Water & Accessories

  • strict warning: Non-static method view::load() should not be called statically in /home/egerbilc/public_html/sites/all/modules/views/views.module on line 879.
  • strict warning: Declaration of views_handler_argument::init() should be compatible with views_handler::init(&$view, $options) in /home/egerbilc/public_html/sites/all/modules/views/handlers/views_handler_argument.inc on line 745.
  • strict warning: Declaration of views_handler_filter::options_validate() should be compatible with views_handler::options_validate($form, &$form_state) in /home/egerbilc/public_html/sites/all/modules/views/handlers/views_handler_filter.inc on line 589.
  • strict warning: Declaration of views_handler_filter::options_submit() should be compatible with views_handler::options_submit($form, &$form_state) in /home/egerbilc/public_html/sites/all/modules/views/handlers/views_handler_filter.inc on line 589.
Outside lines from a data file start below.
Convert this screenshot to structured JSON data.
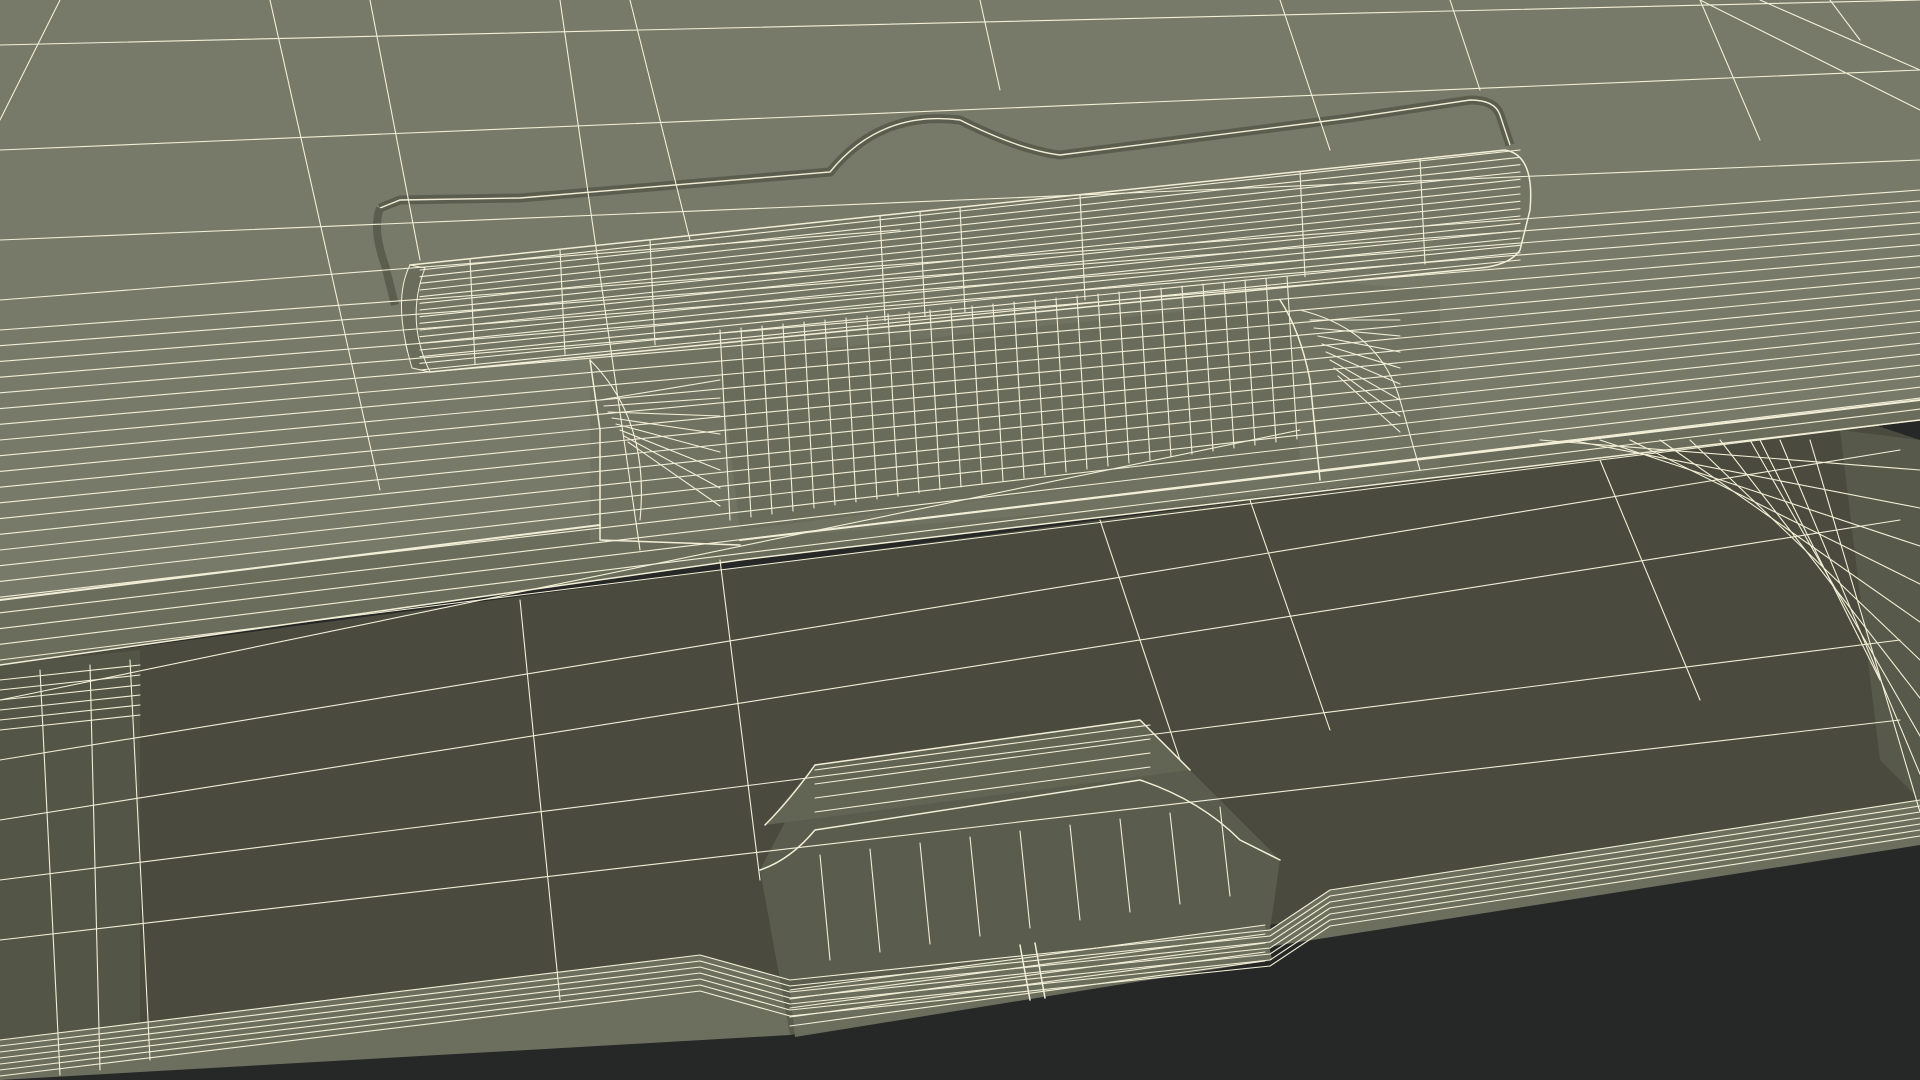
{
  "scene": {
    "subject": "wireframe-render",
    "colors": {
      "background": "#262727",
      "lid_surface": "#787a68",
      "lid_dark": "#6e705f",
      "tray_surface": "#4d4e40",
      "tray_floor": "#44453a",
      "tray_rim": "#6b6d5c",
      "wire": "#f2efd6"
    }
  }
}
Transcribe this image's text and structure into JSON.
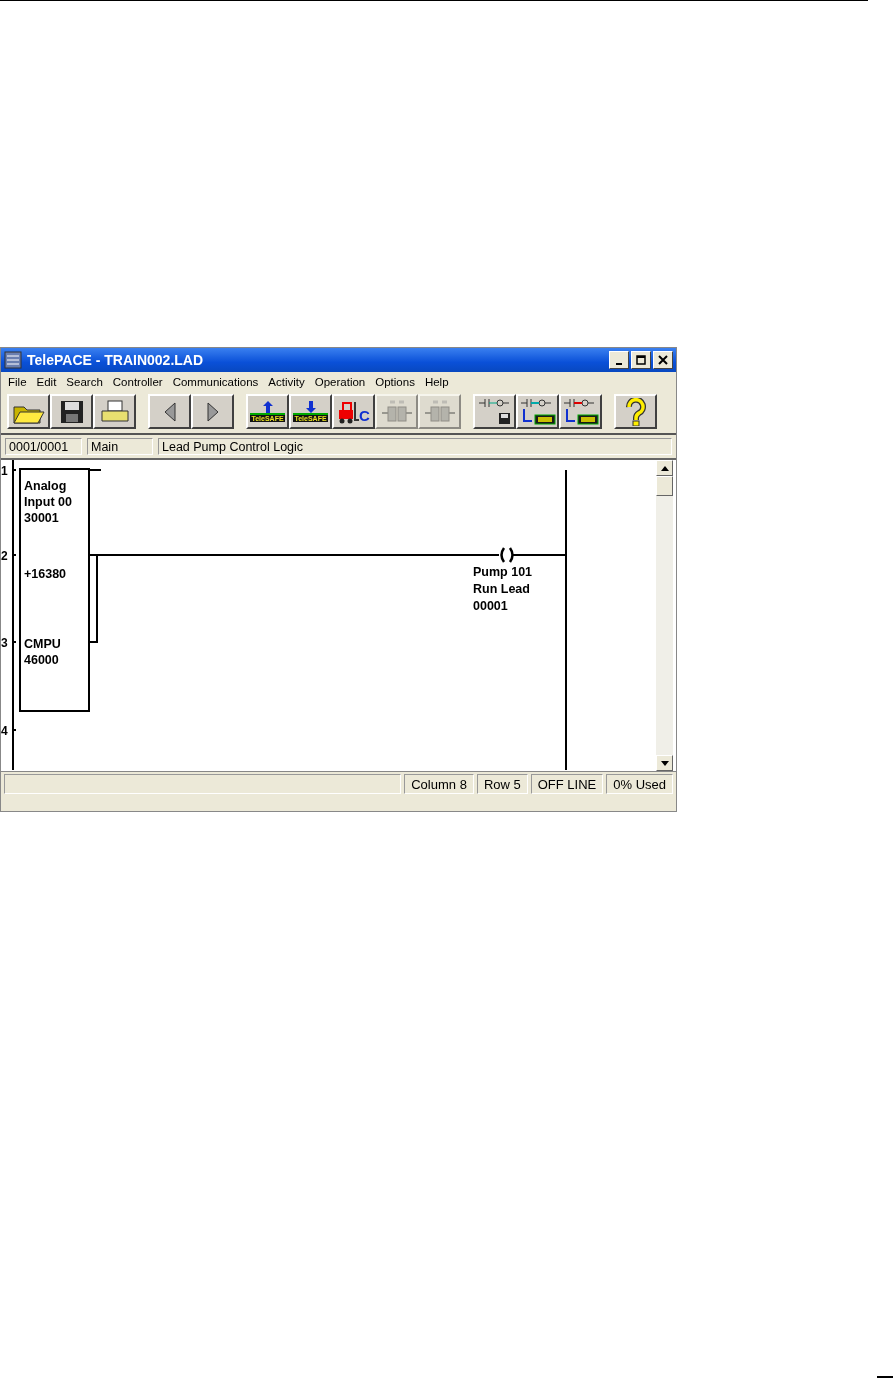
{
  "window": {
    "title": "TelePACE - TRAIN002.LAD"
  },
  "menu": [
    "File",
    "Edit",
    "Search",
    "Controller",
    "Communications",
    "Activity",
    "Operation",
    "Options",
    "Help"
  ],
  "toolbar": [
    [
      {
        "kind": "open",
        "disabled": false
      },
      {
        "kind": "save",
        "disabled": false
      },
      {
        "kind": "print",
        "disabled": false
      }
    ],
    [
      {
        "kind": "back",
        "disabled": false
      },
      {
        "kind": "forward",
        "disabled": false
      }
    ],
    [
      {
        "kind": "upload",
        "label": "TeleSAFE",
        "disabled": false
      },
      {
        "kind": "download",
        "label": "TeleSAFE",
        "disabled": false
      },
      {
        "kind": "forklift",
        "label": "C",
        "disabled": false
      },
      {
        "kind": "connect",
        "disabled": true
      },
      {
        "kind": "disconnect",
        "disabled": true
      }
    ],
    [
      {
        "kind": "ladder-save",
        "disabled": false
      },
      {
        "kind": "ladder-copy",
        "disabled": false
      },
      {
        "kind": "ladder-write",
        "disabled": false
      }
    ],
    [
      {
        "kind": "help",
        "disabled": false
      }
    ]
  ],
  "location_bar": {
    "network": "0001/0001",
    "section": "Main",
    "comment": "Lead Pump Control Logic"
  },
  "ladder": {
    "rung_numbers": [
      "1",
      "2",
      "3",
      "4"
    ],
    "function_block": [
      [
        "Analog",
        "Input 00",
        "30001"
      ],
      [
        "+16380"
      ],
      [
        "CMPU",
        "46000"
      ]
    ],
    "coil": [
      "Pump 101",
      "Run Lead",
      "00001"
    ]
  },
  "status_bar": [
    "Column 8",
    "Row 5",
    "OFF LINE",
    "0% Used"
  ]
}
In the wild, gerbils can go for long periods without water. They get water from the seeds and grains it consumes (metabolic water), buried tubers, the green parts of plants, and from the licking of morning dew.

In captivity, clean, fresh water should be available at all times, and this can be supplemented once a week from the moisture it gets from a small portion of fruit or vegetable.

Storage of food

The best way to store the food is in seal easy plastic bags. These can be sucked to remove any air then frozen for several days before use. This will effectively kill off any bugs or mites that maybe hiding in the mix. It is always best to store food in a dark, cool dry place, as light and heat destroys vitamins. Also seeds themselves act like a desiccant (they effectively absorb water out of the atmosphere) so should always be stored in a dry area.

Feeding bowls

Here you have two choices, either place their food in a feed bowl, or scatter it around their tank. However both can have drawbacks. Often a bowl is useless unless kept on an elevated level (make sure the bowl is heavy enough to stop the gerbils knocking it over the ledge onto gerbils below) Gerbils often dig into the bowl to find their favourite food and the rest is scattered anyway. Even so, for beginning keepers this is probably the best option, it's advantage being, you can see what they are eating, or if the bowl is hardly being touched, it could indicate that your gerbil may have a problem that is preventing it eating its food. Scattering food has many advantages. Research has proved that gerbils enjoy foraging for food as this replicates their activities in the wild, and they mimic this in captivity. They effectively eat better when it's scattered over the bedding or hidden around the tank. The drawback here is knowing when they have eaten all their food, so it has to be carefully measured out and calculated when it's expected to run out. Experience here is necessary to get this right. Also it's wise to have another food source such as lab blocks present, so running out of food doesn't become a problem.

Article by Eddie Cope

Revised Edition 2008

Back to Nutrition Homepage